Nigeria Has To Take Economic Diversification More Seriously – Sanusi
Former Central Bank Governor, Mohammed Sanusi (II), says Nigeria has to take economic diversification more seriously in order to experience growth and development.
The former CBN governor who was the guest speaker on the second day of the Kaduna Investment Summit, explained that over-reliance on oil has left the country unproductive.
Referencing Malaysia, Sanusi gave a breakdown of the economic growth of both countries within a 30-year period.
According to him, for Nigeria “there was an increase in wealth but without any structural transformation”.
“We were growing but we did not diversify and that explains the huge levels of poverty in the country, it explains the huge levels of inequality in the country, it explains the vulnerability of the economy to shocks, it also explains the relatively slow pace of growth because when Malaysia started, they started from a GDP per capita level lower than Nigeria’s GDP per capita in 1985. It started from $310 to $4,045 while we started from $345 to $2,055”.
He also stressed the importance of the government creating the right environment and infrastructure for private businesses to thrive.
“One way to look at it is to understand the difference between production and consumption,” he said, adding that “electricity per capita is such a critical determinant for moving people out of poverty”.
Speaking further, the former CBN governor who is also the Vice-Chairman of the Kaduna Investment Promotion Agency, noted that with the right environment, the country can move away from being only consumers to producers of technology.
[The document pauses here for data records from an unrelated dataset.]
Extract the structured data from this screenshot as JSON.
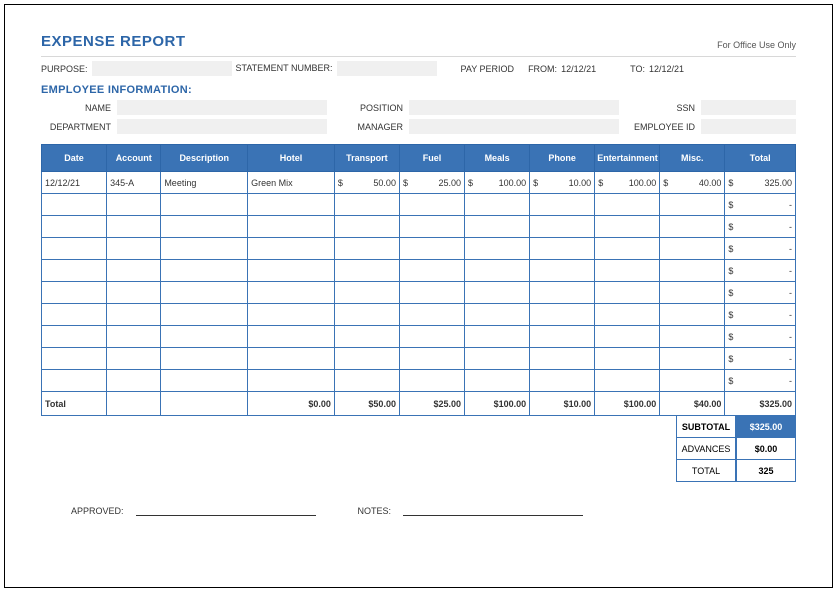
{
  "header": {
    "title": "EXPENSE REPORT",
    "office_only": "For Office Use Only"
  },
  "meta": {
    "purpose_label": "PURPOSE:",
    "statement_label": "STATEMENT NUMBER:",
    "pay_period_label": "PAY PERIOD",
    "from_label": "FROM:",
    "from_value": "12/12/21",
    "to_label": "TO:",
    "to_value": "12/12/21"
  },
  "employee": {
    "section_title": "EMPLOYEE INFORMATION:",
    "name_label": "NAME",
    "position_label": "POSITION",
    "ssn_label": "SSN",
    "department_label": "DEPARTMENT",
    "manager_label": "MANAGER",
    "employee_id_label": "EMPLOYEE ID"
  },
  "columns": {
    "date": "Date",
    "account": "Account",
    "description": "Description",
    "hotel": "Hotel",
    "transport": "Transport",
    "fuel": "Fuel",
    "meals": "Meals",
    "phone": "Phone",
    "entertainment": "Entertainment",
    "misc": "Misc.",
    "total": "Total"
  },
  "rows": [
    {
      "date": "12/12/21",
      "account": "345-A",
      "description": "Meeting",
      "hotel": "Green Mix",
      "transport": "50.00",
      "fuel": "25.00",
      "meals": "100.00",
      "phone": "10.00",
      "entertainment": "100.00",
      "misc": "40.00",
      "total": "325.00"
    }
  ],
  "totals_row": {
    "label": "Total",
    "hotel": "$0.00",
    "transport": "$50.00",
    "fuel": "$25.00",
    "meals": "$100.00",
    "phone": "$10.00",
    "entertainment": "$100.00",
    "misc": "$40.00",
    "total": "$325.00"
  },
  "summary": {
    "subtotal_label": "SUBTOTAL",
    "subtotal_value": "$325.00",
    "advances_label": "ADVANCES",
    "advances_value": "$0.00",
    "total_label": "TOTAL",
    "total_value": "325"
  },
  "footer": {
    "approved_label": "APPROVED:",
    "notes_label": "NOTES:"
  },
  "sym": {
    "dollar": "$",
    "dash": "-"
  }
}
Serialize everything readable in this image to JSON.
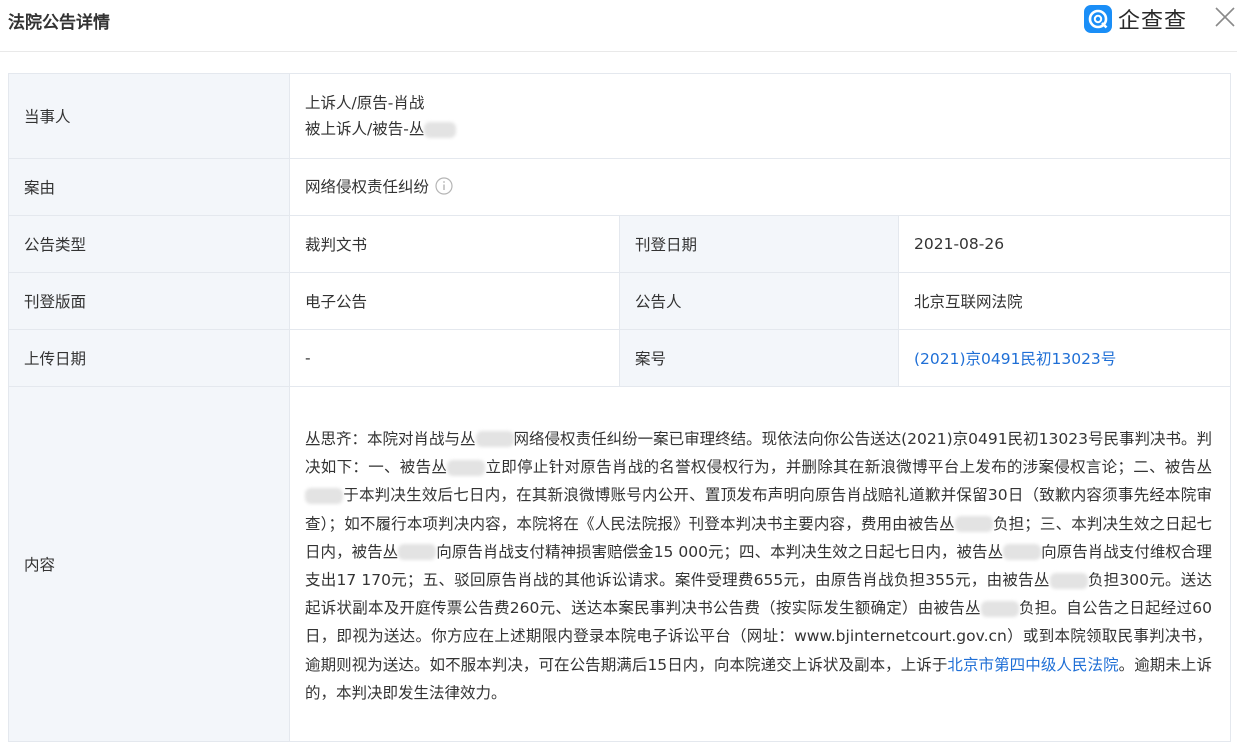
{
  "header": {
    "title": "法院公告详情",
    "brand": "企查查",
    "brand_color": "#1a8ef7",
    "close_icon": "close-icon"
  },
  "rows": {
    "parties": {
      "label": "当事人",
      "appellant": "上诉人/原告-肖战",
      "appellee_prefix": "被上诉人/被告-丛"
    },
    "cause": {
      "label": "案由",
      "value": "网络侵权责任纠纷",
      "icon": "info-icon"
    },
    "notice_type": {
      "label": "公告类型",
      "value": "裁判文书"
    },
    "publish_date": {
      "label": "刊登日期",
      "value": "2021-08-26"
    },
    "layout": {
      "label": "刊登版面",
      "value": "电子公告"
    },
    "announcer": {
      "label": "公告人",
      "value": "北京互联网法院"
    },
    "upload_date": {
      "label": "上传日期",
      "value": "-"
    },
    "case_no": {
      "label": "案号",
      "value": "(2021)京0491民初13023号",
      "color": "#1f6fd6"
    },
    "content": {
      "label": "内容",
      "p1": "丛思齐：本院对肖战与丛",
      "p2": "网络侵权责任纠纷一案已审理终结。现依法向你公告送达(2021)京0491民初13023号民事判决书。判决如下：一、被告丛",
      "p3": "立即停止针对原告肖战的名誉权侵权行为，并删除其在新浪微博平台上发布的涉案侵权言论；二、被告丛",
      "p4": "于本判决生效后七日内，在其新浪微博账号内公开、置顶发布声明向原告肖战赔礼道歉并保留30日（致歉内容须事先经本院审查）；如不履行本项判决内容，本院将在《人民法院报》刊登本判决书主要内容，费用由被告丛",
      "p5": "负担；三、本判决生效之日起七日内，被告丛",
      "p6": "向原告肖战支付精神损害赔偿金15 000元；四、本判决生效之日起七日内，被告丛",
      "p7": "向原告肖战支付维权合理支出17 170元；五、驳回原告肖战的其他诉讼请求。案件受理费655元，由原告肖战负担355元，由被告丛",
      "p8": "负担300元。送达起诉状副本及开庭传票公告费260元、送达本案民事判决书公告费（按实际发生额确定）由被告丛",
      "p9": "负担。自公告之日起经过60日，即视为送达。你方应在上述期限内登录本院电子诉讼平台（网址：www.bjinternetcourt.gov.cn）或到本院领取民事判决书，逾期则视为送达。如不服本判决，可在公告期满后15日内，向本院递交上诉状及副本，上诉于",
      "court_link": "北京市第四中级人民法院",
      "p10": "。逾期未上诉的，本判决即发生法律效力。"
    }
  }
}
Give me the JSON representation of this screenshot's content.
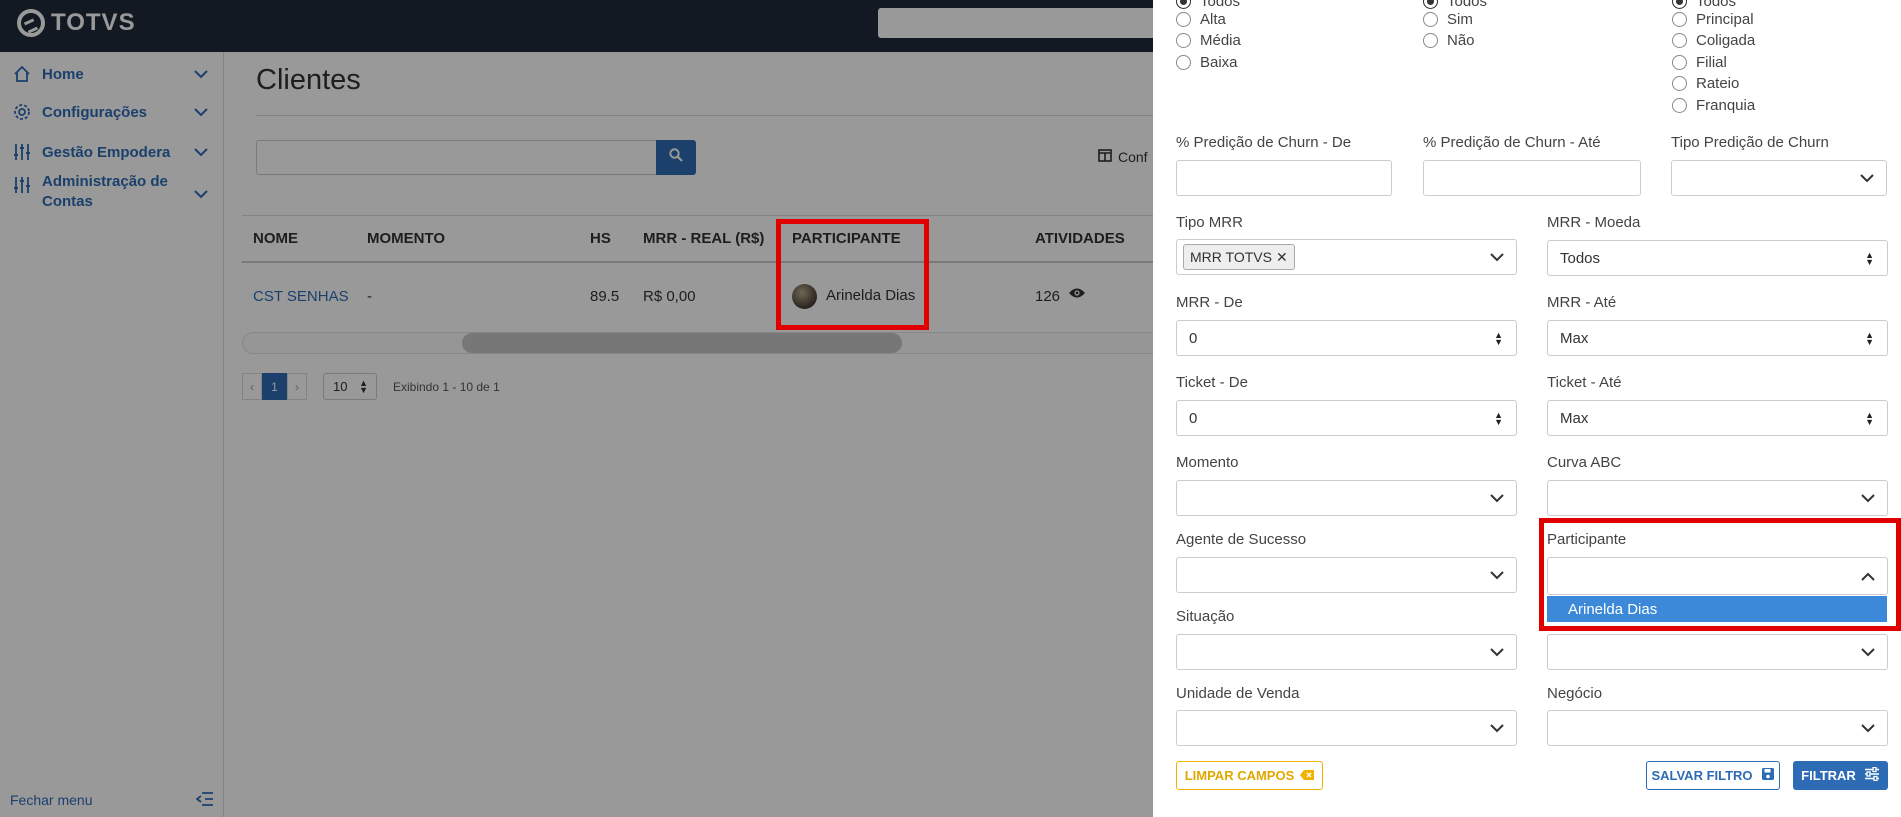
{
  "brand": {
    "name": "TOTVS"
  },
  "sidebar": {
    "items": [
      {
        "label": "Home",
        "icon": "home-icon"
      },
      {
        "label": "Configurações",
        "icon": "gear-icon"
      },
      {
        "label": "Gestão Empodera",
        "icon": "sliders-icon"
      },
      {
        "label": "Administração de Contas",
        "icon": "sliders-icon"
      }
    ],
    "footer_label": "Fechar menu"
  },
  "main": {
    "title": "Clientes",
    "config_label": "Conf",
    "table": {
      "columns": [
        "NOME",
        "MOMENTO",
        "HS",
        "MRR - REAL (R$)",
        "PARTICIPANTE",
        "ATIVIDADES"
      ],
      "rows": [
        {
          "nome": "CST SENHAS",
          "momento": "-",
          "hs": "89.5",
          "mrr": "R$ 0,00",
          "participante": "Arinelda Dias",
          "atividades": "126"
        }
      ]
    },
    "pagination": {
      "prev": "‹",
      "current": "1",
      "next": "›",
      "page_size": "10",
      "info": "Exibindo 1 - 10 de 1"
    }
  },
  "filters": {
    "radio_groups": [
      {
        "options": [
          {
            "label": "Todos",
            "checked": true
          },
          {
            "label": "Alta"
          },
          {
            "label": "Média"
          },
          {
            "label": "Baixa"
          }
        ]
      },
      {
        "options": [
          {
            "label": "Todos",
            "checked": true
          },
          {
            "label": "Sim"
          },
          {
            "label": "Não"
          }
        ]
      },
      {
        "options": [
          {
            "label": "Todos",
            "checked": true
          },
          {
            "label": "Principal"
          },
          {
            "label": "Coligada"
          },
          {
            "label": "Filial"
          },
          {
            "label": "Rateio"
          },
          {
            "label": "Franquia"
          }
        ]
      }
    ],
    "churn_de": {
      "label": "% Predição de Churn - De",
      "value": ""
    },
    "churn_ate": {
      "label": "% Predição de Churn - Até",
      "value": ""
    },
    "tipo_churn": {
      "label": "Tipo Predição de Churn",
      "value": ""
    },
    "tipo_mrr": {
      "label": "Tipo MRR",
      "tag": "MRR TOTVS"
    },
    "mrr_moeda": {
      "label": "MRR - Moeda",
      "value": "Todos"
    },
    "mrr_de": {
      "label": "MRR - De",
      "value": "0"
    },
    "mrr_ate": {
      "label": "MRR - Até",
      "value": "Max"
    },
    "ticket_de": {
      "label": "Ticket - De",
      "value": "0"
    },
    "ticket_ate": {
      "label": "Ticket - Até",
      "value": "Max"
    },
    "momento": {
      "label": "Momento",
      "value": ""
    },
    "curva_abc": {
      "label": "Curva ABC",
      "value": ""
    },
    "agente": {
      "label": "Agente de Sucesso",
      "value": ""
    },
    "participante": {
      "label": "Participante",
      "value": "",
      "option": "Arinelda Dias"
    },
    "situacao": {
      "label": "Situação",
      "value": ""
    },
    "unidade": {
      "label": "Unidade de Venda",
      "value": ""
    },
    "negocio": {
      "label": "Negócio",
      "value": ""
    },
    "buttons": {
      "clear": "LIMPAR CAMPOS",
      "save": "SALVAR FILTRO",
      "filter": "FILTRAR"
    }
  },
  "colors": {
    "primary": "#2e6bb5",
    "topbar": "#1f2a3a",
    "highlight": "#e00000",
    "warning": "#f0b400"
  }
}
He urged the youths also to not only rely on the government but to create opportunities for themselves, including exploring the endless possibilities of their smartphones.
“We need to think over and over again as to how we understand economics and what we see. How do we understand technology or electricity are we consumers or are we producers and that’s why investment in human capital is so important.
“Produce young men who know that they are worth more than just using their phone to import a pair of shoes,” he said.